Marvellous masterclass gives O'Brien timely lift
Marvellous lived up to her name by unleashing a blistering turn of foot for Ryan Moore in yesterday's Etihad Airways Irish 2,000 Guineas to drag Aidan O'Brien's elite team out of its sluggish start to the campaign at the Curragh.
Just 35 minutes after Magician had failed to pull the rabbit out of the hat when foiled by Noble Mission in the Tattersalls Gold Cup, the Ballydoyle whiz struck for his first Group One of the season with the 10/1 second string.
Joseph O'Brien had opted for Palace in the mile fillies' Classic, but the deep ground ultimately didn't suit the American-bred, which eventually finished fifth.
In contrast, Marvellous, on just her third start, responded gamely to Moore's urgings, having looked in trouble at the rear early on.

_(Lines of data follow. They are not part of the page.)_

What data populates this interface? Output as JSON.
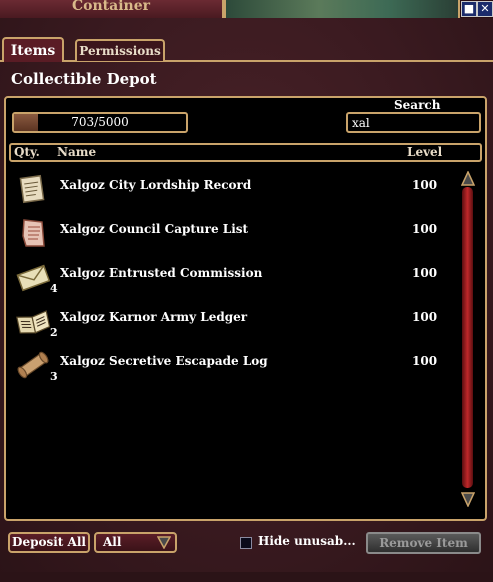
{
  "window": {
    "title": "Container",
    "pin_icon": "pin-icon",
    "close_icon": "close-icon"
  },
  "tabs": [
    {
      "label": "Items",
      "active": true
    },
    {
      "label": "Permissions",
      "active": false
    }
  ],
  "depot_title": "Collectible Depot",
  "capacity": {
    "text": "703/5000",
    "fraction": 0.1406
  },
  "search": {
    "label": "Search",
    "value": "xal"
  },
  "columns": {
    "qty": "Qty.",
    "name": "Name",
    "level": "Level"
  },
  "items": [
    {
      "icon": "scroll-icon",
      "qty": "",
      "name": "Xalgoz City Lordship Record",
      "level": "100"
    },
    {
      "icon": "torn-scroll-icon",
      "qty": "",
      "name": "Xalgoz Council Capture List",
      "level": "100"
    },
    {
      "icon": "envelope-icon",
      "qty": "4",
      "name": "Xalgoz Entrusted Commission",
      "level": "100"
    },
    {
      "icon": "open-book-icon",
      "qty": "2",
      "name": "Xalgoz Karnor Army Ledger",
      "level": "100"
    },
    {
      "icon": "rolled-scroll-icon",
      "qty": "3",
      "name": "Xalgoz Secretive Escapade Log",
      "level": "100"
    }
  ],
  "bottom": {
    "deposit_label": "Deposit All",
    "filter_value": "All",
    "hide_label": "Hide unusab...",
    "hide_checked": false,
    "remove_label": "Remove Item"
  },
  "colors": {
    "gold_border": "#c9a36a",
    "panel_bg": "#3a1a20",
    "scroll_red": "#c0282a"
  }
}
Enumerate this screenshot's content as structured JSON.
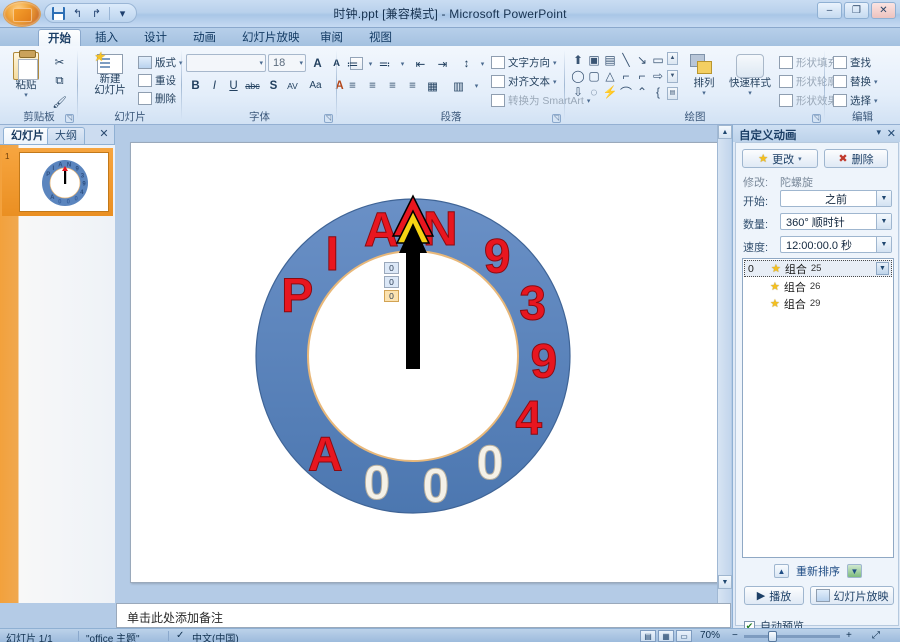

It was a performance that constituted a marked progression from her indifferent Leopardstown reappearance in March.
She swooped 100 yards out to confine the Newmarket second and favourite Lightning Thunder to the runner-up berth again, with Vote Often third.
Marvellous was cut to a 10/1 for the Oaks, and O'Brien confirmed that Epsom is on the agenda.
"She handled heavy ground at Navan in the autumn, so we knew it wouldn't be a problem," he said of his sixth winner of the €300,000 contest.
"We always thought she was a good filly, but she had a cough early on and we had to back off her.
"When Joseph made his decision on Friday, he went with Palace because the ground was better then, but it was a close call. Marvellous got home well. The plan was to come here and then go to Epsom, so we'll see what the lads want to do now after that."
Last term, each of the 12 domestic Group Ones went to a different stable, something that, in theory at least, could be replicated this year.
Lady Jane Cecil had struggled to hold back the tears after Noble Mission gave her reason to fly Warren Place's famous Group One flag – an heirloom said to have been given to a Cecil ancestor by Robert the Bruce in 1323 – for a first time since her legendary husband Henry passed away last year.
James Doyle, who was stretching his unbeaten record in Group Ones at the track to four, was once again sublime on the improving five-year-old, a full-brother to the mighty Frankel that Cecil boldly opted to supplement here at a cost of €21,000.
Her ambition reaped a rich dividend, as Doyle took advantage of a soft lead on the soft-ground specialist and renowned front-runner to claim the €130,200 prize.
Magician, sent off joint-favourite with Khalid Abdullah's charge at evens, eventually got to within one-and-a-quarter lengths of him.
However, Doyle's decisiveness had won the day by then, as Joe Murphy's Euphrasia ran gallantly in third, just a head behind the runner-up.
"The horse was great and James was great," gushed Cecil, "but I can't thank Prince Khalid enough for supporting me.
"He could have retired him or sent him to America, so I am really grateful.
"We have a very, very good team at home, and it is wonderful that we will be able to fly Henry's flag again. I really wanted to win a Group One for him, so to do it so early is just wonderful."
Aidan O'Brien initiated a 40/1 treble when the odds-on Adelaide secured him a 13th win in the Group Three Airlie Stud Gallinule Stakes under his son, who took the final maiden on Table Rock.
"I am delighted with that," the champion trainer said of Adelaide.
"He could go to Chantilly for the French Derby on Sunday, or we could wait for Royal Ascot if that comes too soon for him."
Tommy Stack and Wayne Lordan struck in the six-furlong handicap, their 4/1 favourite Great Minds knuckling down bravely to complete its hat-trick. "Hopefully he'll go for all those good handicaps like the Scurry, Rockingham and Ayr Gold Cup," said Stack's son Fozzy.
Another 4/1 market leader, Thomas Edison, obliged in similar style in the 12-furlong edition for Tony Martin and Fran Berry. Successful over course and distance in April, JP McManus' seven-year-old was backed in from 11/2 and made the most of a nice split on the rail to land the money.